Meantime, CEO Gogel, 57, remains actively engaged in each of the firm’s transactions, while Managing Partner Kevin Conway, 48, continues to run CD&R’s investment committee. Chairman and Co-founder Rice, 75, also remains active with the firm, keeping tabs on its inner workings and organization. Having senior talent aboard that has seen a credit cycle or two should come in handy in the months ahead.

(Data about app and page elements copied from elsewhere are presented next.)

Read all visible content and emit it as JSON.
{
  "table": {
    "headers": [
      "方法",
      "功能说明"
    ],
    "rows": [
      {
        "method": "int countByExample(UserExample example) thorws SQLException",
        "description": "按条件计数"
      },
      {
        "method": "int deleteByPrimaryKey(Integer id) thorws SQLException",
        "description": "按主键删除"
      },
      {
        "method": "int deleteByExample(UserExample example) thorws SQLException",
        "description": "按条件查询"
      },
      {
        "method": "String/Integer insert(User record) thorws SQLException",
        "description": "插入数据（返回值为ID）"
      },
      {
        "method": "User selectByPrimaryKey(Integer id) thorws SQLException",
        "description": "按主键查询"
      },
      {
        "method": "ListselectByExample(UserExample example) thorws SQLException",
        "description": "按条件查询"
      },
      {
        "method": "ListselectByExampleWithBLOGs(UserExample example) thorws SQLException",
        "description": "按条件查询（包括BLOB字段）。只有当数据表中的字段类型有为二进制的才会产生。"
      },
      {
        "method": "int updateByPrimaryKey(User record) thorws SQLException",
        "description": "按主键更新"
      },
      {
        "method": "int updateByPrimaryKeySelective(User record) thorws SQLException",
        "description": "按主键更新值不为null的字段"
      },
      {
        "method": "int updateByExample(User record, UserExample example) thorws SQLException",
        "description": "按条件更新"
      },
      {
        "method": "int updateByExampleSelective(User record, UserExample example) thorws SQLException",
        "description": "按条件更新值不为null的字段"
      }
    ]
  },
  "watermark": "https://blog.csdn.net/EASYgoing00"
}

The recent pushback in the debt markets related to issuer-friendly terms, such as PIK-toggles and covenant-lite structures, ensnared two of CD&R’s recent deals, U.S. Foodservice and ServiceMaster. U.S. Foodservice ended up canceling a $650 million high-yield bond offering after having already cut it back from its originally intended $1.5 billion. Meanwhile, ServiceMaster Co., which owns TruGreen and Terminix home services, delayed and ultimately shelved its $1.15 billion high-yield bond offering. Both deals closed, however, with bridge loans in place where the bond issues would have been.

Wasserman, who led the ServiceMaster deal, said that the pulled bond offerings will have little to no impact on CD&R’s investments in either company, but said that the way bond investors are beginning to push back could change how LBOs are financed from here on out. “The financing markets got out a little bit ahead of themselves, and now we’re seeing a return to the norm,” Wasserman said. “When that happens you always have a little bit of a shakedown in the market.”

Nevertheless, bridge loans have their disadvantages. Because they are intended to be temporary structures used to span only the period of time from when a deal is closed to when a more permanent capital structure can be put in its place, they tend to carry higher interest rates than other forms of financing. That higher interest rate typically increases in regular increments the longer the bridge is in place—an incentive for the borrower to refinance. But if support for the bond deal cannot be drummed up, the issuer is stuck with a comparatively expensive piece of leverage.

CD&R partners we spoke with agreed that the PIK-toggle structure and the covenant-lite loan are probably things of the past, at least for the time being. That too, could have repercussions, as companies levered without these issuer-friendly features have less flexibility in difficult times. Indeed, uncertainly surrounds the firm’s third deal of the year, the agreed-to $10.3 billion carveout of HD Supply from Home Depot, whose financing, as of press time, was not finalized.

“This is a great business, with $13 billion on the top line and $1 billion in EBITDA. It’s number-two in its market in the U.S. and globally, and it has classic improvement opportunities,” said Novak, who led the deal. “That’s a story that we’re prepared to tell, and I think makes for a compelling investment case.”

“That being said,” Novak added, “the market is what it is, and we’ll have to see. It’s clearly a tough environment right now, and the terms of this financing were handed to us during a time in which the market conditions and pricing were very different.”